Lastly, because of the freeze on most legal evictions, landlords have increasingly turned to illegal evictions: lockouts, shutting off utilities, harassment, and sometimes violence. Tenant organizations have begun providing direct action response to illegal lockouts out of necessity.

In light of all the above, there is an urgent need for volunteers in the following areas to help stem this emerging humanitarian disaster in Los Angeles. You can volunteer for as many of these as you like.


1. Open to Non-Lawyers: Volunteers who can be trained to use an on-line resource to prepare answers to unlawful detainer complaints based on information obtained in real time telephone conversations with tenants. These persons need not be lawyers or know anything about eviction law; they need only have computer skills, access to the internet, and be willing to be trained through on-line resources. Those conversant in languages other than English will have a particularly critical role to play. CLICK HERE TO VOLUNTEER FOR THIS OPTION
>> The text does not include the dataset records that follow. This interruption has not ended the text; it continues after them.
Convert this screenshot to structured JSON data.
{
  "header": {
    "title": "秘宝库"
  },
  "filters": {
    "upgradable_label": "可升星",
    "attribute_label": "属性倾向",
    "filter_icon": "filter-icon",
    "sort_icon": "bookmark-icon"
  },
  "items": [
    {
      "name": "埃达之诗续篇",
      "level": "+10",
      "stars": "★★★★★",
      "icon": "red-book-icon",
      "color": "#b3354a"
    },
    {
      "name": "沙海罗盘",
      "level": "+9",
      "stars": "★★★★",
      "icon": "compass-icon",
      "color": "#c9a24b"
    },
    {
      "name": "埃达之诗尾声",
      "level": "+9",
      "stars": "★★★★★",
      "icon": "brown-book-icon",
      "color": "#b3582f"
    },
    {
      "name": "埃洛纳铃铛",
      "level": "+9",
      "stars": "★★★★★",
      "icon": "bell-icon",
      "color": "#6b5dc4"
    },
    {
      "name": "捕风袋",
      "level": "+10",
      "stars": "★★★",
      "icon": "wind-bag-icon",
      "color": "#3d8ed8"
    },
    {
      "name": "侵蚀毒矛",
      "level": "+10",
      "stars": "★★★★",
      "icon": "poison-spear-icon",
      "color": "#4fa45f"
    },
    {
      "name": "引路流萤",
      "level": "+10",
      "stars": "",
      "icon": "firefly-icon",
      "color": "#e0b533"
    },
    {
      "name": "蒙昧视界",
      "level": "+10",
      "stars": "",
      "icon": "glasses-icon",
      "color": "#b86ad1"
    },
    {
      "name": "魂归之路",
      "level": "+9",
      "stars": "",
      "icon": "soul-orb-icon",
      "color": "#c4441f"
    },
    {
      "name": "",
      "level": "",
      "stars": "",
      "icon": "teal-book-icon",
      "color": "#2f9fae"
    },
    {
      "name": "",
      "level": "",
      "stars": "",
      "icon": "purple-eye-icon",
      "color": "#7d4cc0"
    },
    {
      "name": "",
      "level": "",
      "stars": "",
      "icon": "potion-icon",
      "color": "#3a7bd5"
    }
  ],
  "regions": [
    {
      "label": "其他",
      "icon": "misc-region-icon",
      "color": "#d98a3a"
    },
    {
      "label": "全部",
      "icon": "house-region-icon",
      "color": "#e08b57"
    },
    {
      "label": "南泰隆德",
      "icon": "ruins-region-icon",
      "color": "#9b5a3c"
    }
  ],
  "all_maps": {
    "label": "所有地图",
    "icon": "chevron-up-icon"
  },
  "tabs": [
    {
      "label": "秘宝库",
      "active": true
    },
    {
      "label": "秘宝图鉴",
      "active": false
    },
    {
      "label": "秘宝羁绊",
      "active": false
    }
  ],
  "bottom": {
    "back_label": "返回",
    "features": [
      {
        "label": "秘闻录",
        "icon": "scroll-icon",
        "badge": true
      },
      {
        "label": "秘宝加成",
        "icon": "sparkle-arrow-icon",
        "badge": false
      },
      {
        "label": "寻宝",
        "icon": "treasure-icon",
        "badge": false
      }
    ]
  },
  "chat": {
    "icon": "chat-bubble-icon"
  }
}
2. Open to Non-Lawyers: Greater time-commitment than option one above. Volunteers who can work with tenants whose paperwork has been rejected by the clerk to correct the problems and get them back to us for electronic filing. CLICK HERE TO VOLUNTEER FOR THIS OPTION

3. For Lawyers: Volunteer Lawyers who will agree to the limited representation of tenants who are served with motions for summary judgement, other pretrial motions, or discovery, for the purpose of preparing or assisting a tenant to prepare and file a legally sufficient response. Note that this requires immediate availability, because responses are generally required within 5 days. However, on-line training and sample materials will be provided. CLICK HERE TO VOLUNTEER FOR THIS OPTION

4. For Lawyers: Volunteers Lawyers who will agree to full representation of tenants, including negotiating with plaintiffs or their attorneys and, ultimately if necessary, representation at trial. CLICK HERE TO VOLUNTEER FOR THIS OPTION

5. For Lawyers: Volunteer Lawyers who can provide immediate legal support to tenants and organizations fighting illegal evictions, including illegal lockouts, and/or pro bono or contingent fee representation for tenants in litigation against landlords for the illegal eviction and associated torts. CLICK HERE TO VOLUNTEER FOR THIS OPTION

Volunteers can agree to be potentially available for any or all of the options above, subject to their availability at the time they are contacted for help.


It is obvious that there are better alternatives to volunteers fighting a massive effort to remove families from their homes. Call your state senator and assembly person. Call the Governor. Tell them AB1436 is something, but it is not nearly enough. In this pandemic and economic depression, evictions must be stopped until the emergency is over.

(end of Call from the Eviction Defense Collaborative)

Please use the volunteer form links directly below to provide some basic information so that we can connect you to the relevant organizations working to defend tenants.

Impending Eviction Tsunami